■ **Problem statement**
Keep the lines exact and the pictures out as you repeat the following listing.

■ **Data supplied**
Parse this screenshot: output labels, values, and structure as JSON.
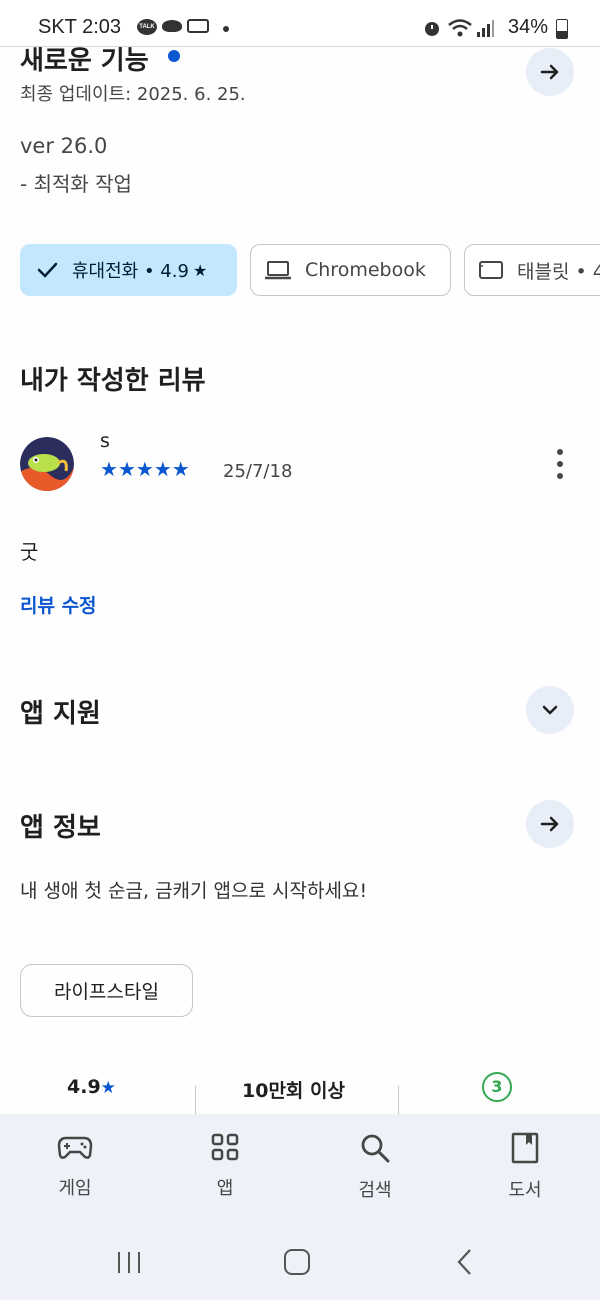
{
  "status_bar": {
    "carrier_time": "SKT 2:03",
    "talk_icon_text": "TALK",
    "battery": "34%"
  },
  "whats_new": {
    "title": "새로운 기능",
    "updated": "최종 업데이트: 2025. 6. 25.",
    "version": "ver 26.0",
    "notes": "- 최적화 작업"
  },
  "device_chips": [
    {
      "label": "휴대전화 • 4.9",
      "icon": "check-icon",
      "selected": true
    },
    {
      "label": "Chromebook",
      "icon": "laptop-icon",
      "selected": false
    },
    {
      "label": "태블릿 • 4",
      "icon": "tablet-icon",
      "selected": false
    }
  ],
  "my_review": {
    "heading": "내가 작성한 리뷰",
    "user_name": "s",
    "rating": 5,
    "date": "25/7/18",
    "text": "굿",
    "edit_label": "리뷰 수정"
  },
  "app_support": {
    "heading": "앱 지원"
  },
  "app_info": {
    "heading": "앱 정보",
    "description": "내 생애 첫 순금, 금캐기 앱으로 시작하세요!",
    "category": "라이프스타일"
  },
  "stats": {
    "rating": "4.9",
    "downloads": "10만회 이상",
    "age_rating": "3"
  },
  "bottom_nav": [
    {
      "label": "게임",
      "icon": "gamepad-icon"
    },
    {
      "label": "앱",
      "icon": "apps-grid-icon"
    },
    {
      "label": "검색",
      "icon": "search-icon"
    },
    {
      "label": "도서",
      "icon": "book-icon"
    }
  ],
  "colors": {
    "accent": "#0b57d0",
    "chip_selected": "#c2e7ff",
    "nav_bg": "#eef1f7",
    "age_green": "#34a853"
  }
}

■ **Response to the exercise**
Parse this screenshot: output labels, values, and structure as JSON.
{
  "status_bar": {
    "carrier_time": "SKT 2:03",
    "talk_icon_text": "TALK",
    "battery": "34%"
  },
  "whats_new": {
    "title": "새로운 기능",
    "updated": "최종 업데이트: 2025. 6. 25.",
    "version": "ver 26.0",
    "notes": "- 최적화 작업"
  },
  "device_chips": [
    {
      "label": "휴대전화 • 4.9",
      "icon": "check-icon",
      "selected": true
    },
    {
      "label": "Chromebook",
      "icon": "laptop-icon",
      "selected": false
    },
    {
      "label": "태블릿 • 4",
      "icon": "tablet-icon",
      "selected": false
    }
  ],
  "my_review": {
    "heading": "내가 작성한 리뷰",
    "user_name": "s",
    "rating": 5,
    "date": "25/7/18",
    "text": "굿",
    "edit_label": "리뷰 수정"
  },
  "app_support": {
    "heading": "앱 지원"
  },
  "app_info": {
    "heading": "앱 정보",
    "description": "내 생애 첫 순금, 금캐기 앱으로 시작하세요!",
    "category": "라이프스타일"
  },
  "stats": {
    "rating": "4.9",
    "downloads": "10만회 이상",
    "age_rating": "3"
  },
  "bottom_nav": [
    {
      "label": "게임",
      "icon": "gamepad-icon"
    },
    {
      "label": "앱",
      "icon": "apps-grid-icon"
    },
    {
      "label": "검색",
      "icon": "search-icon"
    },
    {
      "label": "도서",
      "icon": "book-icon"
    }
  ],
  "colors": {
    "accent": "#0b57d0",
    "chip_selected": "#c2e7ff",
    "nav_bg": "#eef1f7",
    "age_green": "#34a853"
  }
}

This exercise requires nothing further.